=== TASK TO COMPLETE ===
Provide the number of lines in the material containing the word "hstshijack", with nothing added.

=== PROVIDED DATA ===
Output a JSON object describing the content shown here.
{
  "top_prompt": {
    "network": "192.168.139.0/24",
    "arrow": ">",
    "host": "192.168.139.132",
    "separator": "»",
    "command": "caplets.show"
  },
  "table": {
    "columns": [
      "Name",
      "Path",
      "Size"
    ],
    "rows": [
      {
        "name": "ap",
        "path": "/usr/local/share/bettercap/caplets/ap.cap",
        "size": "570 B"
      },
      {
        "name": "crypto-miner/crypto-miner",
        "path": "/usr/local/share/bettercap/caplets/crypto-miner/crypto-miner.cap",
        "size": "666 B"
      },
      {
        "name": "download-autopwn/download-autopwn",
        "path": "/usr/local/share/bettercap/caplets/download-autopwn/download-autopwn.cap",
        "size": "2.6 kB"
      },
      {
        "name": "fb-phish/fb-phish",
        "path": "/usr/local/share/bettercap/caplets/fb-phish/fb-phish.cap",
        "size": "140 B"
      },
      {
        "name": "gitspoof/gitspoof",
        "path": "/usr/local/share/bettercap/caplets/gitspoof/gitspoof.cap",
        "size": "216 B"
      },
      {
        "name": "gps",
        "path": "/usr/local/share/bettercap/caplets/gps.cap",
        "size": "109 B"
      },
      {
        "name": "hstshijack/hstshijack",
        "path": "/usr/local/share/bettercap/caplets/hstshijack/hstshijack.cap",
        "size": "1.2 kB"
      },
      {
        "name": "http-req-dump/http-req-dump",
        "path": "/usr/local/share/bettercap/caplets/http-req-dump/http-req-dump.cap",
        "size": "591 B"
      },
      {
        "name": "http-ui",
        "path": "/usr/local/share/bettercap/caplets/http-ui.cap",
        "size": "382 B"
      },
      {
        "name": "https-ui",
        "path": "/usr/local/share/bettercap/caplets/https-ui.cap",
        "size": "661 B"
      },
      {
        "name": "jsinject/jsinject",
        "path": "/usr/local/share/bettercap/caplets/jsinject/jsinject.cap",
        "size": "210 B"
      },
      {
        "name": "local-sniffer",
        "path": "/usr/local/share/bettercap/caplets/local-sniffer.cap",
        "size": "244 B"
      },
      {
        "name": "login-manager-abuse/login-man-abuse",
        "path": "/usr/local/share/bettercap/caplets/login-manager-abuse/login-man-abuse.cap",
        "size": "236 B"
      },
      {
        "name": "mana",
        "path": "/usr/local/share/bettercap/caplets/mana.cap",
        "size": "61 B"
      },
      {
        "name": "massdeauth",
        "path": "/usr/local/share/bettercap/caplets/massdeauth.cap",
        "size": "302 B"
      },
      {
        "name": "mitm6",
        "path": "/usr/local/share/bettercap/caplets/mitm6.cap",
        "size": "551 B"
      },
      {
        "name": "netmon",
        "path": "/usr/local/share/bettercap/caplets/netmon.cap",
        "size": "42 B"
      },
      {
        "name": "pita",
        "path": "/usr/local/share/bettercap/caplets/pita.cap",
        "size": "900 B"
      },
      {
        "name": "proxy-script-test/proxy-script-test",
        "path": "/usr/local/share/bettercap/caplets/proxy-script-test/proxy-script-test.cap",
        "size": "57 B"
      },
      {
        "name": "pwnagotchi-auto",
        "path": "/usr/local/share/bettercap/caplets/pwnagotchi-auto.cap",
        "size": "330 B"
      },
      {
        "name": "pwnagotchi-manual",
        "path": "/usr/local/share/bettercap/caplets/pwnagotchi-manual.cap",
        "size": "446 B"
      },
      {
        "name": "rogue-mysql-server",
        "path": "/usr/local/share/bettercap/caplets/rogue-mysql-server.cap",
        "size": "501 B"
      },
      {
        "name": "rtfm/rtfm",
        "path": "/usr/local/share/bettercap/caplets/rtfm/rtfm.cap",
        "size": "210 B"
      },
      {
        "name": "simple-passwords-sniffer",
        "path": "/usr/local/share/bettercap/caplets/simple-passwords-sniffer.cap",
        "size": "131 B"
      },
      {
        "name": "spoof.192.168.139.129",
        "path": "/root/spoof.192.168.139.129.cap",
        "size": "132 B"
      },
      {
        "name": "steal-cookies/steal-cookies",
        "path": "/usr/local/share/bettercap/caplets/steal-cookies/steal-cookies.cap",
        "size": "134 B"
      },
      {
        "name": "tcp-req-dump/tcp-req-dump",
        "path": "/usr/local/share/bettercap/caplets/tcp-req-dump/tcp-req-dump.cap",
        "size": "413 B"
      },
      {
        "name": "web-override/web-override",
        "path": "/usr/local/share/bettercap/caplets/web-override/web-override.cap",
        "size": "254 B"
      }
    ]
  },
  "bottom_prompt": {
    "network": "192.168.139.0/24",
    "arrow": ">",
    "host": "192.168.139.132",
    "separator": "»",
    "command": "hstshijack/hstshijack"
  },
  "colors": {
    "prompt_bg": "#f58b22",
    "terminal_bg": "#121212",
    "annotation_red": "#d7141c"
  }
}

=== ANSWER TO THE PROBLEM ===
3